TASK STATEMENT – Each line of the records below that contains "PageSpeed" needs to be copied.

INPUT MATERIAL –
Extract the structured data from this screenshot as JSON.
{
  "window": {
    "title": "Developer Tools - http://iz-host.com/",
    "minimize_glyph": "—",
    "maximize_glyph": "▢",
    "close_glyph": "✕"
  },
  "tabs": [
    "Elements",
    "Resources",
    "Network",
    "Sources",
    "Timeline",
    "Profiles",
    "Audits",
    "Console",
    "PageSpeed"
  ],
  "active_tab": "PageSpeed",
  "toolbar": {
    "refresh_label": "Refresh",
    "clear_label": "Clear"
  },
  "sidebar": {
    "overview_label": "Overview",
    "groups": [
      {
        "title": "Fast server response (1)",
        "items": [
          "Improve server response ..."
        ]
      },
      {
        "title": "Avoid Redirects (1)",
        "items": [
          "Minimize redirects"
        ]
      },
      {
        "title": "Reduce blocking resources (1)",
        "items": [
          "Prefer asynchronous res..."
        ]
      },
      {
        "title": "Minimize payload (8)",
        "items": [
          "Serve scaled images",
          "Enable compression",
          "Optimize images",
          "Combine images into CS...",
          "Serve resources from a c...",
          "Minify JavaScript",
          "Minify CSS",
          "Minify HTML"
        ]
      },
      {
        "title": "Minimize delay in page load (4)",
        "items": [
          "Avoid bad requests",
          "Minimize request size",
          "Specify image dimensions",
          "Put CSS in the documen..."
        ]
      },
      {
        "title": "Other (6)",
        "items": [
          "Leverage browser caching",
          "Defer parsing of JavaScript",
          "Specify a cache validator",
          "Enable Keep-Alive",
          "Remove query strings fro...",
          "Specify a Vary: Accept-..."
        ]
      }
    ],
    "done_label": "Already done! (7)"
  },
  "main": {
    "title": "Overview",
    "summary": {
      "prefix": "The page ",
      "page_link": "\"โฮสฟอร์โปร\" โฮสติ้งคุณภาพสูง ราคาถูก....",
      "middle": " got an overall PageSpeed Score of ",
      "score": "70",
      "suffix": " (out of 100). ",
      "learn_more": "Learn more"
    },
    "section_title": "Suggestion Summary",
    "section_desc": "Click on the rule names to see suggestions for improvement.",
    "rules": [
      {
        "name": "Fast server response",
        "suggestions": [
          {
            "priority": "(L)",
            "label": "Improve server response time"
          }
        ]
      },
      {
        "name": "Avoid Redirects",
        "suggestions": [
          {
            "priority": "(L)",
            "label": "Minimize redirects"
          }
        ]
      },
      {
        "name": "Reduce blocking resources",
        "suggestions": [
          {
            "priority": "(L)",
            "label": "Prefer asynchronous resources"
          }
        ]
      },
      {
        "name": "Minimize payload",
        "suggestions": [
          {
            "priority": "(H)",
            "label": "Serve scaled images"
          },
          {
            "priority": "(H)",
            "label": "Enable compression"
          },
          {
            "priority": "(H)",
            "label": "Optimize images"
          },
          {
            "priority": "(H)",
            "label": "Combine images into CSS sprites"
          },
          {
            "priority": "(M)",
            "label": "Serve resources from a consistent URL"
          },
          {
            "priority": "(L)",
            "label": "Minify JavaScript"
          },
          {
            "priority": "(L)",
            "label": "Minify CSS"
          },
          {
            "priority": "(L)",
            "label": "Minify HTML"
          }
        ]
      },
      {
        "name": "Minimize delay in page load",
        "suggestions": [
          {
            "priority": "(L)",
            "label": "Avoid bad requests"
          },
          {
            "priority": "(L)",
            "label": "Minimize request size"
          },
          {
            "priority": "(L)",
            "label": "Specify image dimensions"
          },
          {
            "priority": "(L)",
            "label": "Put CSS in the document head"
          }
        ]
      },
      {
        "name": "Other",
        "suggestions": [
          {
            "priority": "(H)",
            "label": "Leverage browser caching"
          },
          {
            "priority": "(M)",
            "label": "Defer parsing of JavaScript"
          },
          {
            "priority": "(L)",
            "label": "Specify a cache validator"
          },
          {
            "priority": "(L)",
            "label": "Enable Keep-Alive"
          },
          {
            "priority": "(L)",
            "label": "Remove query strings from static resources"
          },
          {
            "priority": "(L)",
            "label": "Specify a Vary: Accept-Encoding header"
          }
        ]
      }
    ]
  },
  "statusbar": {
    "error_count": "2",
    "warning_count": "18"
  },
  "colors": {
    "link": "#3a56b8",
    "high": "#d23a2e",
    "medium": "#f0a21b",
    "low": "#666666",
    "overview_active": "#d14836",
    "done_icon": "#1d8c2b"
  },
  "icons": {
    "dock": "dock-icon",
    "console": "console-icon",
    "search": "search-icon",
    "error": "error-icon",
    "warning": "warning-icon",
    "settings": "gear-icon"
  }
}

OUTPUT OF THE EXERCISE –
    "PageSpeed"
  "active_tab": "PageSpeed",
      "middle": " got an overall PageSpeed Score of ",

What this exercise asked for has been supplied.